A subtype of NUMERIC may specify the "num_min_value" and/or "num_max_value" attributes, which further reduces the subtype's valid range. For example, a minimum of 1 and maximum of 10 specifies that only numbers in the range 1..10 (inclusive) are allowed. Simply setting the minimum to zero and leaving the maximum unset is the recommended way in IRL to specify that you want to allow any non-negative number. Setting the minimum >= 0 also causes the maximum value range allowable by "num_precision" to shift into the positive, rather than it being half there and half in the negative. Eg, an (P,S) of (256,1) becomes 0..255 when the minimum = 0, whereas it would be -128..127 if the min/max are unset.
This data type is a string of characters. Its concept of nothingness is the empty string. A subtype of CHAR_STR must specify the "char_max_length" and "char_repertoire" attributes, which determine the maximum valid range of the subtype's values, and the subtype's storage representation can often be derived from it too.
The "char_max_length" attribute is an integer >= 0; it specifies the maximum length of the string in characters (eg, a 100 means a string of 0..100 characters can be stored). The "char_repertoire" enumerated attribute specifies what individual characters there are to choose from (eg, Unicode 4.1, Ascii 7-bit, Ansel; Unicode is the recommended choice).
A subtype of CHAR_STR may specify the "char_min_length" attribute, which means the length of the character string must be at least that long (eg, to say strings of length 6..10 are required, set min to 6 and max to 10).
This data type is a string of bits.
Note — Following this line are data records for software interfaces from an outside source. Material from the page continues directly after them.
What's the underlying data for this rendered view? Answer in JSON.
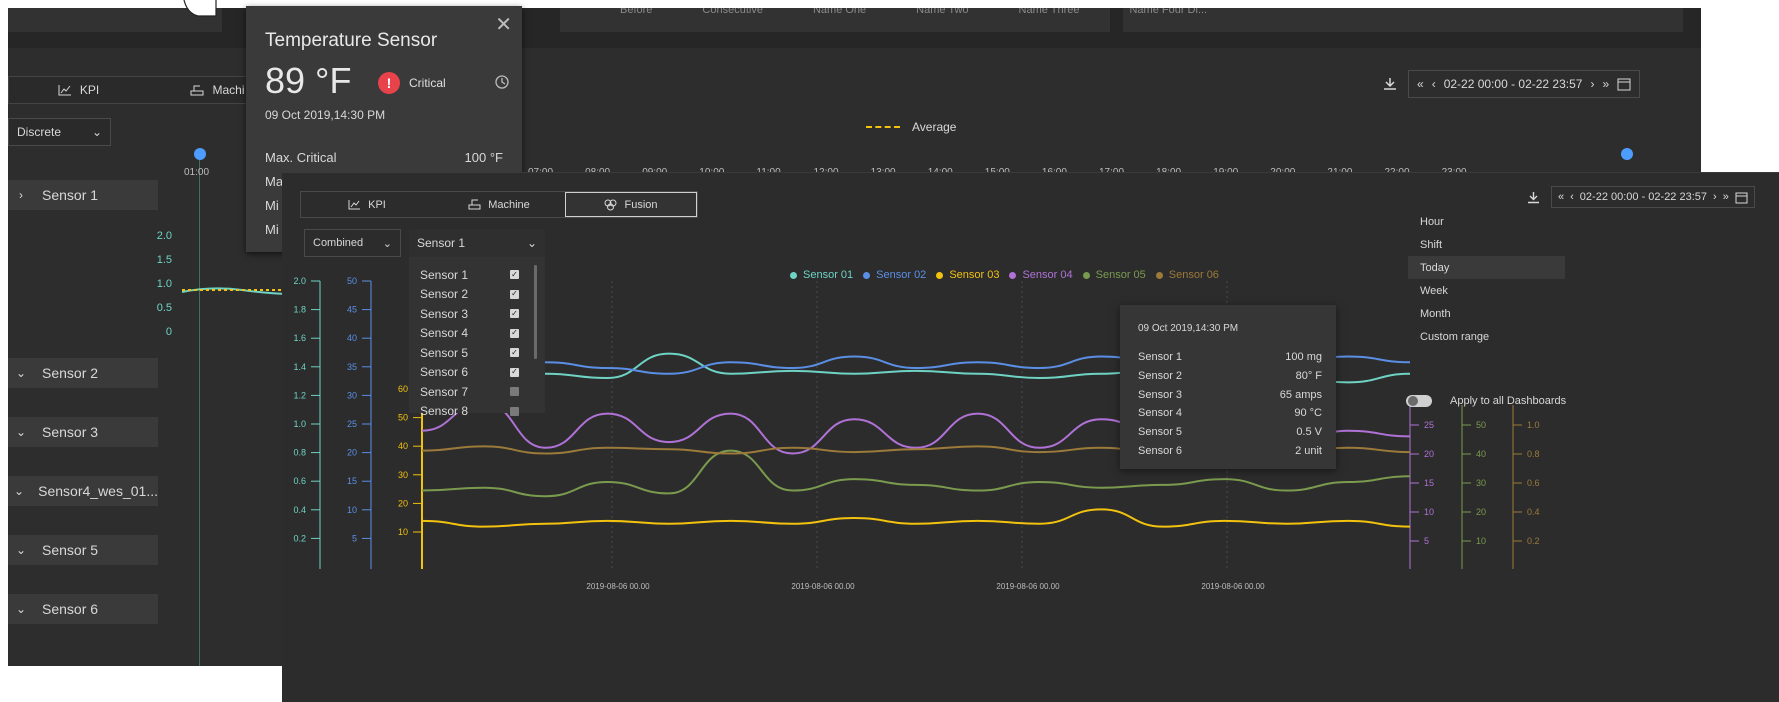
{
  "background_window": {
    "table_columns": [
      "Before",
      "Consecutive",
      "Name One",
      "Name Two",
      "Name Three",
      "Name Four Di..."
    ],
    "tabs": [
      {
        "label": "KPI"
      },
      {
        "label": "Machi"
      }
    ],
    "mode_select": "Discrete",
    "legend_average": "Average",
    "date_range": "02-22  00:00 - 02-22  23:57",
    "time_ticks": [
      "01:00",
      "07:00",
      "08:00",
      "09:00",
      "10:00",
      "11:00",
      "12:00",
      "13:00",
      "14:00",
      "15:00",
      "16:00",
      "17:00",
      "18:00",
      "19:00",
      "20:00",
      "21:00",
      "22:00",
      "23:00"
    ],
    "y_ticks": [
      "2.0",
      "1.5",
      "1.0",
      "0.5",
      "0"
    ],
    "sensors": [
      "Sensor 1",
      "Sensor 2",
      "Sensor 3",
      "Sensor4_wes_01...",
      "Sensor 5",
      "Sensor 6"
    ]
  },
  "temperature_card": {
    "title": "Temperature Sensor",
    "value": "89 °F",
    "status": "Critical",
    "timestamp": "09 Oct 2019,14:30 PM",
    "rows": [
      {
        "label": "Max. Critical",
        "value": "100 °F"
      },
      {
        "label": "Ma",
        "value": ""
      },
      {
        "label": "Mi",
        "value": ""
      },
      {
        "label": "Mi",
        "value": ""
      }
    ]
  },
  "front_window": {
    "tabs": [
      {
        "label": "KPI"
      },
      {
        "label": "Machine"
      },
      {
        "label": "Fusion"
      }
    ],
    "combine_select": "Combined",
    "sensor_select": "Sensor 1",
    "sensor_options": [
      {
        "label": "Sensor 1",
        "checked": true
      },
      {
        "label": "Sensor 2",
        "checked": true
      },
      {
        "label": "Sensor 3",
        "checked": true
      },
      {
        "label": "Sensor 4",
        "checked": true
      },
      {
        "label": "Sensor 5",
        "checked": true
      },
      {
        "label": "Sensor 6",
        "checked": true
      },
      {
        "label": "Sensor 7",
        "checked": false
      },
      {
        "label": "Sensor 8",
        "checked": false
      }
    ],
    "date_range": "02-22  00:00 - 02-22  23:57",
    "periods": [
      "Hour",
      "Shift",
      "Today",
      "Week",
      "Month",
      "Custom range"
    ],
    "selected_period": "Today",
    "apply_all_label": "Apply to all Dashboards",
    "tooltip": {
      "timestamp": "09 Oct 2019,14:30 PM",
      "rows": [
        {
          "label": "Sensor 1",
          "value": "100 mg"
        },
        {
          "label": "Sensor 2",
          "value": "80° F"
        },
        {
          "label": "Sensor 3",
          "value": "65 amps"
        },
        {
          "label": "Sensor 4",
          "value": "90 °C"
        },
        {
          "label": "Sensor 5",
          "value": "0.5  V"
        },
        {
          "label": "Sensor 6",
          "value": "2 unit"
        }
      ]
    }
  },
  "chart_data": {
    "type": "line",
    "x_tick_labels": [
      "2019-08-06 00.00",
      "2019-08-06 00.00",
      "2019-08-06 00.00",
      "2019-08-06 00.00"
    ],
    "axes": [
      {
        "side": "left",
        "color": "#6ed3c4",
        "ticks": [
          "2.0",
          "1.8",
          "1.6",
          "1.4",
          "1.2",
          "1.0",
          "0.8",
          "0.6",
          "0.4",
          "0.2"
        ]
      },
      {
        "side": "left",
        "color": "#5b8fe6",
        "ticks": [
          "50",
          "45",
          "40",
          "35",
          "30",
          "25",
          "20",
          "15",
          "10",
          "5"
        ]
      },
      {
        "side": "left",
        "color": "#f2c20f",
        "ticks": [
          "60",
          "50",
          "40",
          "30",
          "20",
          "10"
        ]
      },
      {
        "side": "right",
        "color": "#b072d6",
        "ticks": [
          "25",
          "20",
          "15",
          "10",
          "5"
        ]
      },
      {
        "side": "right",
        "color": "#7a9a4e",
        "ticks": [
          "50",
          "40",
          "30",
          "20",
          "10"
        ]
      },
      {
        "side": "right",
        "color": "#9b7a3a",
        "ticks": [
          "1.0",
          "0.8",
          "0.6",
          "0.4",
          "0.2"
        ]
      }
    ],
    "series": [
      {
        "name": "Sensor 01",
        "color": "#6ed3c4",
        "values": [
          1.36,
          1.33,
          1.36,
          1.33,
          1.5,
          1.36,
          1.38,
          1.36,
          1.38,
          1.36,
          1.33,
          1.36,
          1.4,
          1.36,
          1.33,
          1.3,
          1.36
        ]
      },
      {
        "name": "Sensor 02",
        "color": "#5b8fe6",
        "values": [
          33,
          34,
          36,
          35,
          34,
          36,
          35,
          37,
          35,
          36,
          35,
          37,
          36,
          38,
          36,
          37,
          36
        ]
      },
      {
        "name": "Sensor 03",
        "color": "#f2c20f",
        "values": [
          17,
          15,
          16,
          17,
          16,
          17,
          16,
          18,
          16,
          17,
          16,
          21,
          15,
          17,
          16,
          17,
          15
        ]
      },
      {
        "name": "Sensor 04",
        "color": "#b072d6",
        "values": [
          24,
          29,
          21,
          27,
          22,
          27,
          20,
          26,
          21,
          27,
          21,
          26,
          23,
          21,
          22,
          24,
          23
        ]
      },
      {
        "name": "Sensor 05",
        "color": "#7a9a4e",
        "values": [
          27,
          28,
          25,
          30,
          26,
          41,
          27,
          31,
          29,
          27,
          30,
          28,
          29,
          31,
          27,
          30,
          32
        ]
      },
      {
        "name": "Sensor 06",
        "color": "#9b7a3a",
        "values": [
          0.82,
          0.85,
          0.8,
          0.84,
          0.83,
          0.8,
          0.84,
          0.81,
          0.83,
          0.85,
          0.81,
          0.84,
          0.8,
          0.83,
          0.82,
          0.84,
          0.81
        ]
      }
    ]
  }
}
Its concept of nothingness is the empty string. A subtype of BIT_STR must specify the "bit_max_length" attribute, which determines the maximum valid range of the subtype's values, and the subtype's storage representation can often be derived from it too.
The "bit_max_length" attribute is an integer >= 0; it specifies the maximum length of the string in characters (eg, an 8000 means a string of 0..8000 bits can be stored).
A subtype of BIT_STR may specify the "bit_min_length" attribute, which means the length of the bit string must be at least that long (eg, to say strings of length 24..32 are required, set min to 24 and max to 32).
A subtype of any of these native primitive types can define a default value for the subtype, it can define whether the subtype is nullable or not (they are all not-nullable by default), and it can enumerate an explicit list of allowed values (eg, [4, 8, 15, 16, 23, 42], or ['foo', 'bar', 'baz'], or [B'1100', B'1001']), one each in a child Node (these must fall within the specified range/size limits otherwise defined for the subtype).
IRL has native support for a special SCALAR data type, which is akin to SQLite's weakly typed table columns, or to Perl's weakly typed default scalar variables. This data type is a union of the domains of the BOOLEAN, NUMERIC, CHAR_STR, and BIT_STR data types; it is not-nullable by default. Its concept of nothingness is the empty string.
This file is part of the Rosetta DBMS framework.
Rosetta is Copyright (c) 2002-2006, Darren R. Duncan.
See the LICENCE AND COPYRIGHT of Rosetta for details.
The ACKNOWLEDGEMENTS in Rosetta apply to this file too.